There are other drawbacks to the approach, as well. Lightweight plastics may seem to have a lower environmental impact than similar containers made of glass or metal due to their weight. However, the long-term ecological effect of these plastics may not be reflected in terms of transportation emissions alone.
Businesses are also looking for innovative materials to cut down on the use of plastic and other less-than-sustainable materials.
There’s been a surge in the popularity of common packaging standbys, like cardboard and paper. While these materials can be resource-intensive to produce, they tend to have less of a long-term impact on the environment. Most types of paper and cardboard are biodegradable, and the average box will decompose in just two months — compared to 400 to 1,000 years for something like a plastic bag.
The box will also be broken down into soil by microorganisms and decompose in the environment. By contrast, plastic bottles will likely break down into microplastic flakes that will linger in the ground.
Other, more innovative materials are also finding new use. Bio-packaging made from biological materials like seaweed, mushrooms, and cornstarch are starting to be used experimentally. These options offer a low environmental impact and high biodegradability.
The ability to offer a range of materials is often considered a sign of a good packaging supplier. As these materials become more common, their availability may be a reliable indicator that a given supplier is taking sustainability seriously.
Some businesses are also investigating the use of reusable fabrics in place of plastic bags and similar packaging. These containers are more expensive to produce, but they offer a lower environmental impact and may be reused by consumers.
Multimaterial packages are common in the food and beverage industry.

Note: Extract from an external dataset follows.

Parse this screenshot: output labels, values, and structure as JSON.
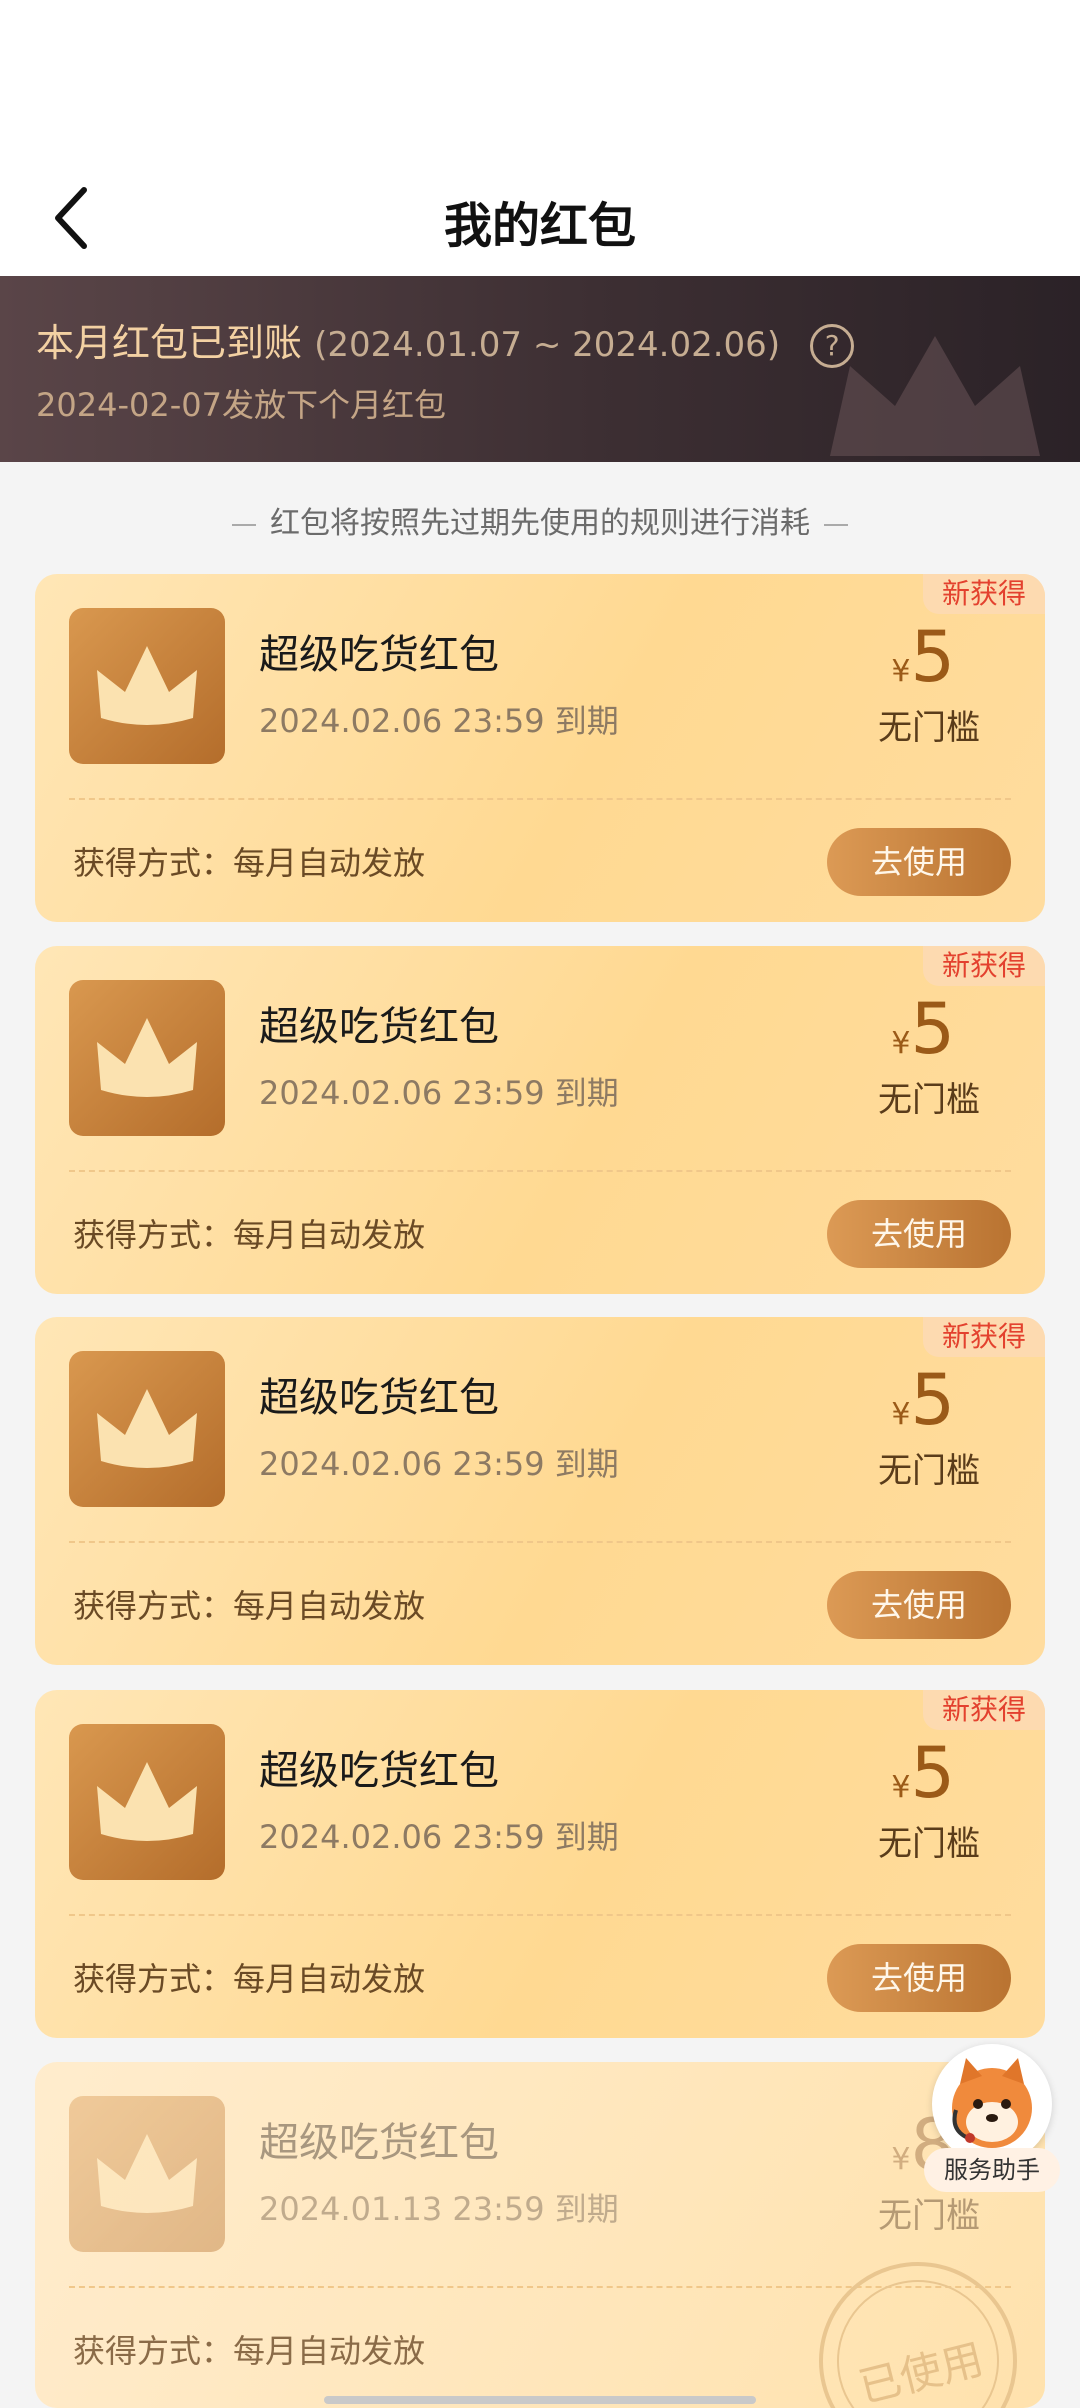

They are made up of multiple materials and may have layers of aluminum foil and plastic.
These items can’t be recycled together, and separating them is often a difficult process, one that’s not cost-effective at scale. As a result, despite being made of highly recyclable materials, many of these containers go to the landfill.
Companies are beginning to experiment with new monomaterial plastic containers that can be recycled like typical plastic versions. Instead of using a mix of things that have to be separated, they use flexible plastics. These packages could reduce the amount of nonrecyclable single-use containers the food and beverage industry produces every day.
For a time, short-chain per- and polyfluoroalkyl chemicals (PFAS) have been indispensable as a grease-proofer in paper and cardboard food packaging. PFAS are sometimes called “forever chemicals,” as they don’t break down in the environment and have been linked to serious health issues — including high cholesterol, risk of kidney cancer and decreased vaccine response in children.
In 2019, in the face of mounting consumer pressure, chemical manufacturers agreed to begin phasing out the use of these chemicals. The switch was part of a growing trend toward what’s called material health — or the consideration of the impact packaging will have on both individual and environmental wellness.
Other chemicals, like BPAs and phthalates, are common in plastic packaging and have similarly been associated with significant health issues. Over the next few years, we may see growing consumer demand for businesses to stop using these chemicals, along with action from the public sector in the form of bills limiting their use.
Consumer demand for sustainable packaging is growing, and companies are investing more in new materials. Over the next few years, the use of bio-packaging and plastic-free materials will likely become a bigger selling point, pushing the industry to use them more frequently. At the same time, businesses may also find ways to decrease or eliminate the use of forever chemicals like PFAS, BPA, and phthalates.
These changes will likely help drive down emissions produced by packaging and reduce the impact on the environment.
Emily Newton is the Editor-in-Chief of Revolutionized. She regularly covers trends in the industrial sector.
This article originally appeared in the March/April, 2021 issue of PARCEL.